The 4 lifestyle changes to cut our heart disease risk and the NHS's cost

Disease of the heart and blood vessels, known as cardiovascular disease (CVD), costs our NHS an alarming 9 billion pounds a year [1]. Heart disease is the biggest contributor to CVD [2] causing over half of the 17.8 million deaths a year from CVD [3].

Research shows we can prevent over 80% of our heart disease risk [5] by simply taking responsibility for our own health to protect the NHS.

The NHS is the fifth biggest employer in the world [6], and let's say we were able to save just 10% of this CVD NHS bill, we could give the 470,000 nurses and doctors [7] a £2,000 pay rise, each.

So how can we be part of the solution rather than part of the problem? To achieve this massive 80% risk reduction and lower the burden on the NHS do we need to have some sort of invasive surgery? Or maybe be put on a blood cleansing session twice a week for 4 hours a time, known as apheresis?

Nothing of the sort - research shows following just 4 lifestyle factors has the ability to reduce heart attack by 81% compared to people who didn’t follow any of these lifestyle factors [5].

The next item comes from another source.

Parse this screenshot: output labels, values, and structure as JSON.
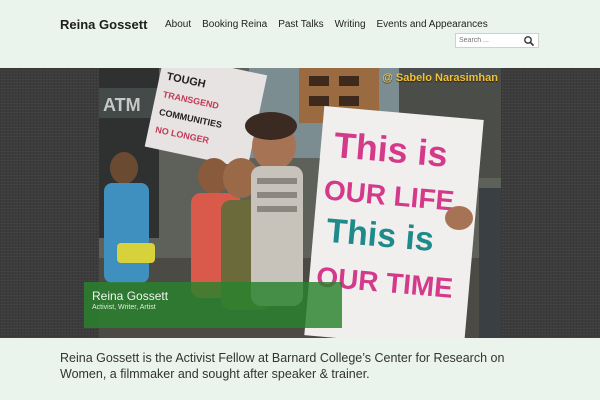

The factors:

  1. Never smoking

  2. Having a body mass index lower than 30

  3. 30mins a day of physical activity

  4. Following healthy dietary principles (high intake of fruits, vegetables, and whole-grain bread and low meat consumption).’

Starting with the fourth point - diet, eating our 5 a day and lowering meat can help not only ourselves but also the frontline Nurses and Doctors. It’s been shown that for each additional serving of fruits and/or vegetables we munch, our CVD risk is cut by 4%.

One way of putting this into practice is by having a piece of fruit after every meal, then we smash 3 of our 5 a day without even having to really think about it. Grab and big bowl and fill it with your favourites and ensure it’s in a place where you always see it.

Think about your average day, how many peices of fruit do you eat and what's your favourites?

In no way is this information meant to replace the advice given by your doctor, always follow the advice of your health professional. Inform your doctor if you are making any large changes to your lifestyle.

As always, don't just take our word for it, have a read through some of the evidence we use which is all referenced below.


1] BHF analysis of European Cardiovascular Disease Statistics 2017, EHN (www.ehnheart.org/cvd-statistics/cvd-statistics-2017.html) [accessed 18/06/2020

2] World Health Organization, 2018, http://www.who.int/en/news-room/fact-sheets/detail/the-top-10-causes-of-death

3] United Nations Population Division. World Population Prospects: 2019 Revision. Available at: https://data.worldbank.org/indicator/SP.POP.TOTL [accessed 21.06.2020].

4] Wang, X., Ouyang, Y., Liu, J., Zhu, M., Zhao, G., Bao, W. and Hu, F.B., 2014. Fruit and vegetable consumption and mortality from all causes, cardiovascular disease, and cancer: systematic review and dose-response meta-analysis of prospective cohort studies. Bmj, 349, p.g4490.

5] Ford ES, Bergmann MM, Kröger J, Schienkiewitz A, Weikert C, Boeing H. Healthy living is the best revenge: findings from the European Prospective Investigation Into Cancer and Nutrition-Potsdam study. Arch Intern Med. 2009;169(15):1355-1362. doi:10.1001/archinternmed.2009.237

6] World Economic Forum., 2015 https://www.weforum.org/agenda/2015/06/worlds-10-biggest-employers/ [accessed 25.06.2020].

7] NHS Digital (2018), NHS Workforce Statistics – September 2018; NHS Digital (2018), General Practice Workforce, Final 30 September 2018, Experimental Statistics. NHS Digital